◆ EXERCISE DESCRIPTION: A picture-free, exact copy of all the records below is the goal.

◆ DATA EXTRACTS:
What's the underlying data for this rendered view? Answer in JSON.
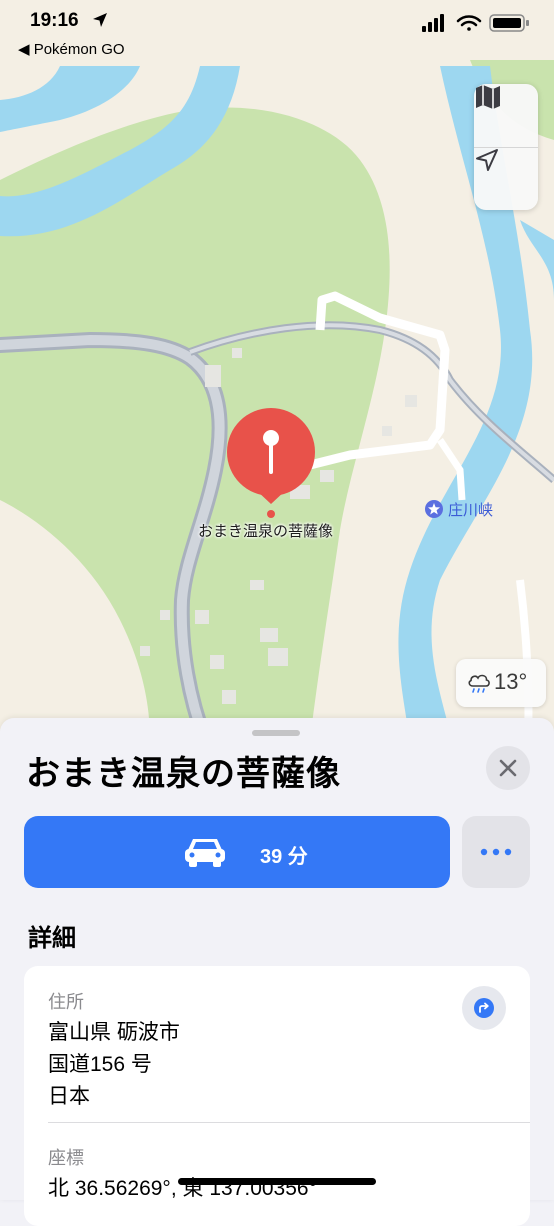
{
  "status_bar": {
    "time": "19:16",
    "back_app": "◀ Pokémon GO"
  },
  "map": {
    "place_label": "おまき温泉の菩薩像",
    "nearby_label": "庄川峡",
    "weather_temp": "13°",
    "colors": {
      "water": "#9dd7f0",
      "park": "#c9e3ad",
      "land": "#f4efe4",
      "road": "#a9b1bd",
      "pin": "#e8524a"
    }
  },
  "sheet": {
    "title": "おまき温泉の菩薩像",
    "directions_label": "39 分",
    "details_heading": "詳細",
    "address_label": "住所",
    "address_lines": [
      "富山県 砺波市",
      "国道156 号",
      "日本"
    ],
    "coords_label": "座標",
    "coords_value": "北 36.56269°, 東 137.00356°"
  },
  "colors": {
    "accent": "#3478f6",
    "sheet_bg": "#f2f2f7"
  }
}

◆ EXPECTED OUTPUT:
What's the underlying data for this rendered view? Answer in JSON.
{
  "status_bar": {
    "time": "19:16",
    "back_app": "◀ Pokémon GO"
  },
  "map": {
    "place_label": "おまき温泉の菩薩像",
    "nearby_label": "庄川峡",
    "weather_temp": "13°",
    "colors": {
      "water": "#9dd7f0",
      "park": "#c9e3ad",
      "land": "#f4efe4",
      "road": "#a9b1bd",
      "pin": "#e8524a"
    }
  },
  "sheet": {
    "title": "おまき温泉の菩薩像",
    "directions_label": "39 分",
    "details_heading": "詳細",
    "address_label": "住所",
    "address_lines": [
      "富山県 砺波市",
      "国道156 号",
      "日本"
    ],
    "coords_label": "座標",
    "coords_value": "北 36.56269°, 東 137.00356°"
  },
  "colors": {
    "accent": "#3478f6",
    "sheet_bg": "#f2f2f7"
  }
}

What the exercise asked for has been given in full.